Due diligence? Maybe it’s time we had an app for that.

Breakfast with explorers

I’m sitting on the top deck of a 747 after British Airways kindly decided to upgrade me to First Class. After a week in Washington DC it feels like a fitting – if not fortunate – end to a crazy and hugely productive, thought-provoking few days. The main purpose of my trip was to attend the National Geographic Explorers Symposium, but that ended up being sandwiched between various meetings for the Global eHealth Foundation, a CARE International workshop, and coffee with a number of old friends and colleagues. There’s nothing like a bit of diversity in your working week.

The Symposium itself is a bit like Christmas – you sort of wish it would come round every week. Hundreds of Explorers and Fellows converge on the Society’s headquarters for five days and share new and exciting updates on their work. It doesn’t matter who you are, or what you do, or how far up or down you are on the fame ladder. What makes the week special is that, for a while at least, everyone is equal. (Example: On the first night at dinner I sat next to Bob Ballard. For those who don’t know who Bob Ballard is, he discovered the Titanic).

The National Geographic Explorer family

The National Geographic Explorer family

During the week I had the chance to catch up with some older acquaintances, including Meave Leakey (who picked up a Hubbard Medal, the Society’s highest honour) and John Francis, the ‘planetwalker’ – both fascinating, approachable, humble people. And I bumped into Lee Berger, who picked up Explorer of the Year award for his discovery of a new hominid species. Given my passion as a child was conservation and exploration – not unlike many others, I don’t suppose – Explorers Week finds me pinching myself almost hourly. It truly is an honour and a priviledge to be a member of this family.

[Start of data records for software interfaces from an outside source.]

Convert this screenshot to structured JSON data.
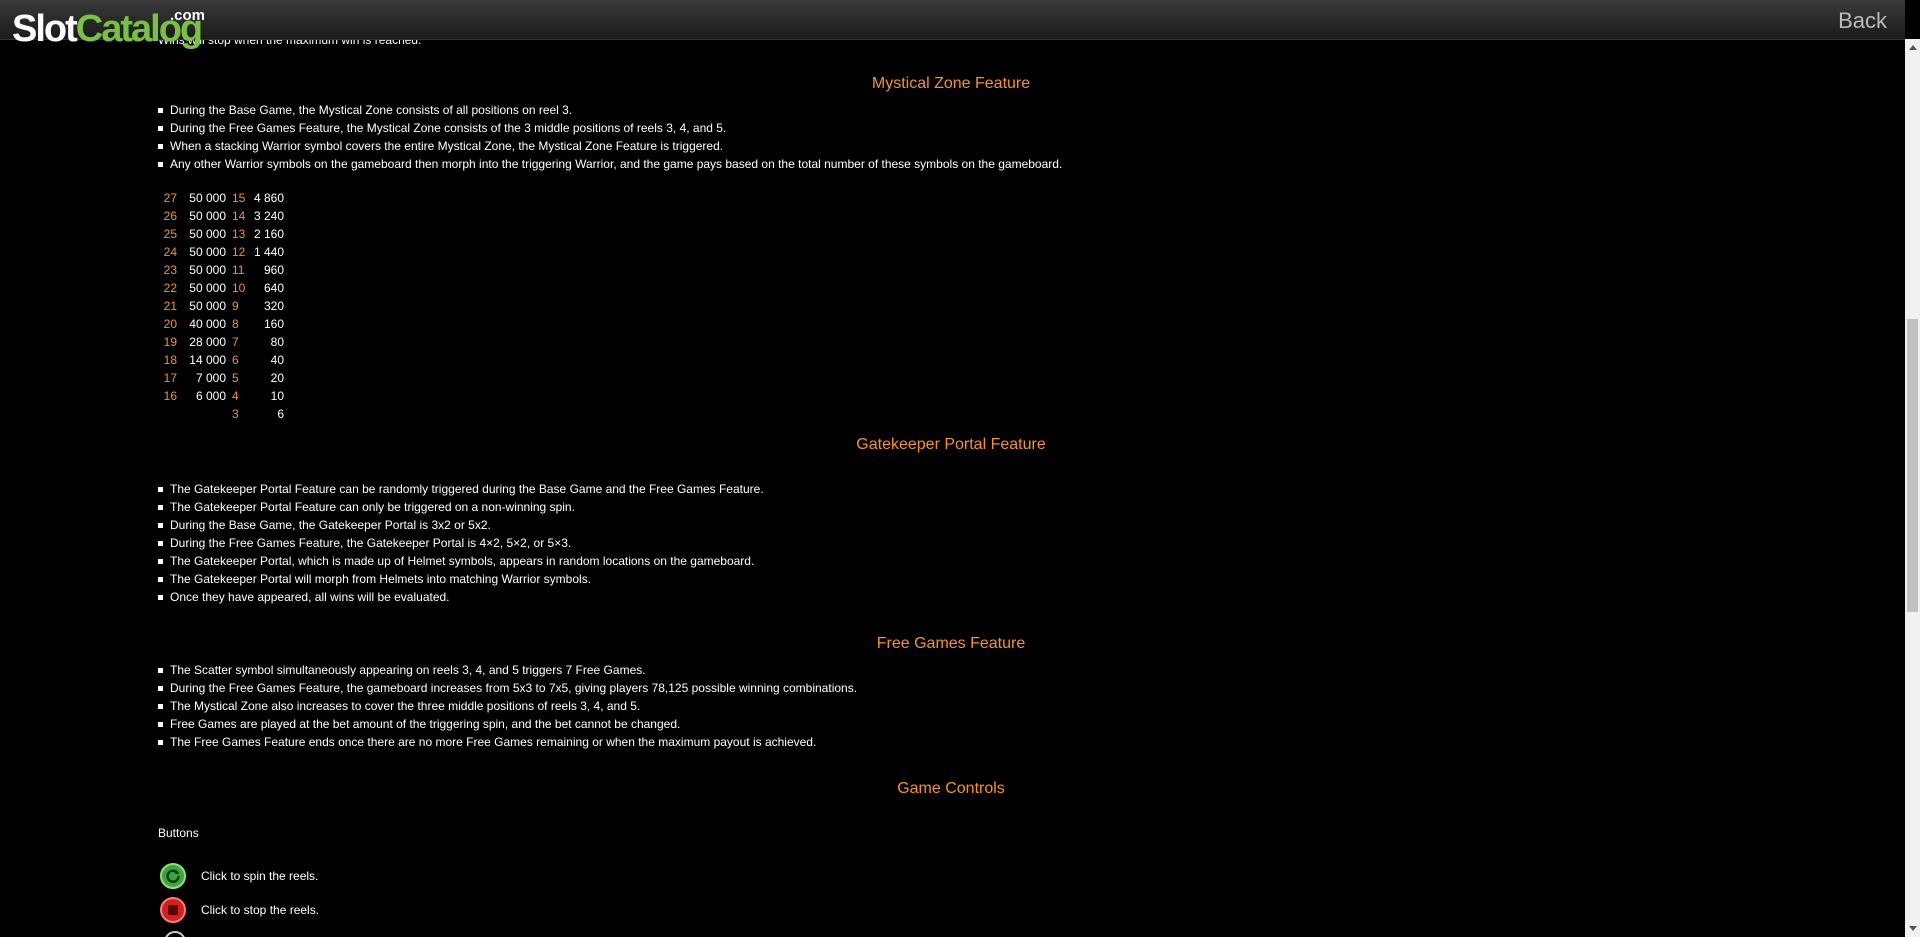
{
  "header": {
    "logo_slot": "Slot",
    "logo_catalog": "Catalog",
    "logo_com": ".com",
    "back_label": "Back"
  },
  "cut_line": "Wins will stop when the maximum win is reached.",
  "sections": {
    "mystical": {
      "title": "Mystical Zone Feature",
      "items": [
        "During the Base Game, the Mystical Zone consists of all positions on reel 3.",
        "During the Free Games Feature, the Mystical Zone consists of the 3 middle positions of reels 3, 4, and 5.",
        "When a stacking Warrior symbol covers the entire Mystical Zone, the Mystical Zone Feature is triggered.",
        "Any other Warrior symbols on the gameboard then morph into the triggering Warrior, and the game pays based on the total number of these symbols on the gameboard."
      ],
      "paytable": [
        [
          "27",
          "50 000",
          "15",
          "4 860"
        ],
        [
          "26",
          "50 000",
          "14",
          "3 240"
        ],
        [
          "25",
          "50 000",
          "13",
          "2 160"
        ],
        [
          "24",
          "50 000",
          "12",
          "1 440"
        ],
        [
          "23",
          "50 000",
          "11",
          "960"
        ],
        [
          "22",
          "50 000",
          "10",
          "640"
        ],
        [
          "21",
          "50 000",
          "9",
          "320"
        ],
        [
          "20",
          "40 000",
          "8",
          "160"
        ],
        [
          "19",
          "28 000",
          "7",
          "80"
        ],
        [
          "18",
          "14 000",
          "6",
          "40"
        ],
        [
          "17",
          "7 000",
          "5",
          "20"
        ],
        [
          "16",
          "6 000",
          "4",
          "10"
        ],
        [
          "",
          "",
          "3",
          "6"
        ]
      ]
    },
    "gatekeeper": {
      "title": "Gatekeeper Portal Feature",
      "items": [
        "The Gatekeeper Portal Feature can be randomly triggered during the Base Game and the Free Games Feature.",
        "The Gatekeeper Portal Feature can only be triggered on a non-winning spin.",
        "During the Base Game, the Gatekeeper Portal is 3x2 or 5x2.",
        "During the Free Games Feature, the Gatekeeper Portal is 4×2, 5×2, or 5×3.",
        "The Gatekeeper Portal, which is made up of Helmet symbols, appears in random locations on the gameboard.",
        "The Gatekeeper Portal will morph from Helmets into matching Warrior symbols.",
        "Once they have appeared, all wins will be evaluated."
      ]
    },
    "freegames": {
      "title": "Free Games Feature",
      "items": [
        "The Scatter symbol simultaneously appearing on reels 3, 4, and 5 triggers 7 Free Games.",
        "During the Free Games Feature, the gameboard increases from 5x3 to 7x5, giving players 78,125 possible winning combinations.",
        "The Mystical Zone also increases to cover the three middle positions of reels 3, 4, and 5.",
        "Free Games are played at the bet amount of the triggering spin, and the bet cannot be changed.",
        "The Free Games Feature ends once there are no more Free Games remaining or when the maximum payout is achieved."
      ]
    },
    "controls": {
      "title": "Game Controls",
      "buttons_label": "Buttons",
      "spin_text": "Click to spin the reels.",
      "stop_text": "Click to stop the reels."
    }
  },
  "colors": {
    "accent": "#f7941d",
    "logo_green": "#79c142",
    "spin_green": "#3da63a",
    "stop_red": "#d21f1f"
  }
}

I had the opportunity this year to share my latest work and decided to focus on my writing and work on altruly, a new kind of mobile giving app. Education came across as a strong theme during the week, and much of what I find myself doing at the moment – writing, speaking and mentoring – proved very complimentary. I also managed to hand out some free copies of “The Rise of the Reluctant Innovator” (which carries three National Geographic endorsements) to help push the message further. Nothing beats a free book. And after a couple of productive meetings I’m hopeful for a future collaboration with National Geographic Education. Watch this space.

Although I come away energised and inspired, I also come away frustrated and impatient – not just at the problems and challenges of the sector I work in, but in my own progress and ability to make a positive dent on them.

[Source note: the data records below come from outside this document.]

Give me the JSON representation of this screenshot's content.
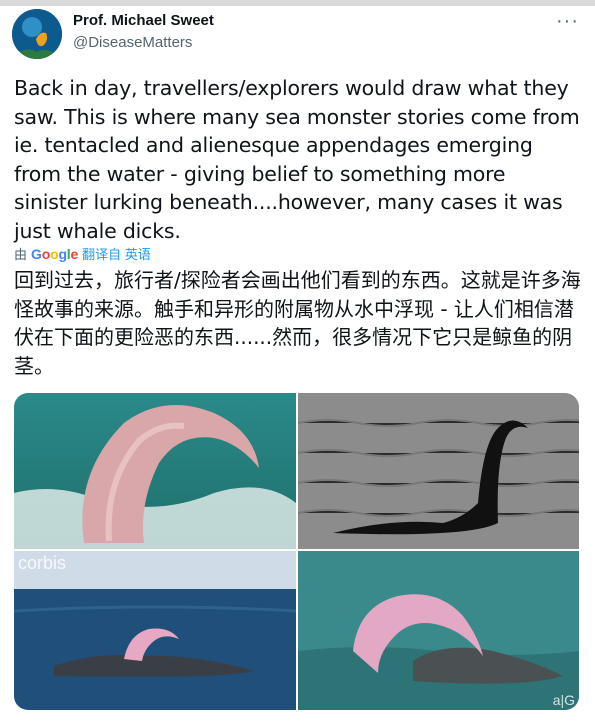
{
  "author": {
    "name": "Prof. Michael Sweet",
    "handle": "@DiseaseMatters"
  },
  "more_label": "···",
  "tweet_text": "Back in day, travellers/explorers would draw what they saw. This is where many sea monster stories come from ie. tentacled and alienesque appendages emerging from the water - giving belief to something more sinister lurking beneath....however, many cases it was just whale dicks.",
  "translation": {
    "prefix": "由",
    "brand": "Google",
    "action": "翻译自 英语",
    "text": "回到过去，旅行者/探险者会画出他们看到的东西。这就是许多海怪故事的来源。触手和异形的附属物从水中浮现 - 让人们相信潜伏在下面的更险恶的东西......然而，很多情况下它只是鲸鱼的阴茎。"
  },
  "media": {
    "watermark_1": "corbis",
    "watermark_2": "a|G"
  },
  "colors": {
    "link": "#1d9bf0",
    "secondary_text": "#536471",
    "primary_text": "#0f1419"
  }
}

When you meet people at the very top of their game it makes you question the one you’re playing. That’s exactly what Explorers Week does, and one of the many things that makes it so special.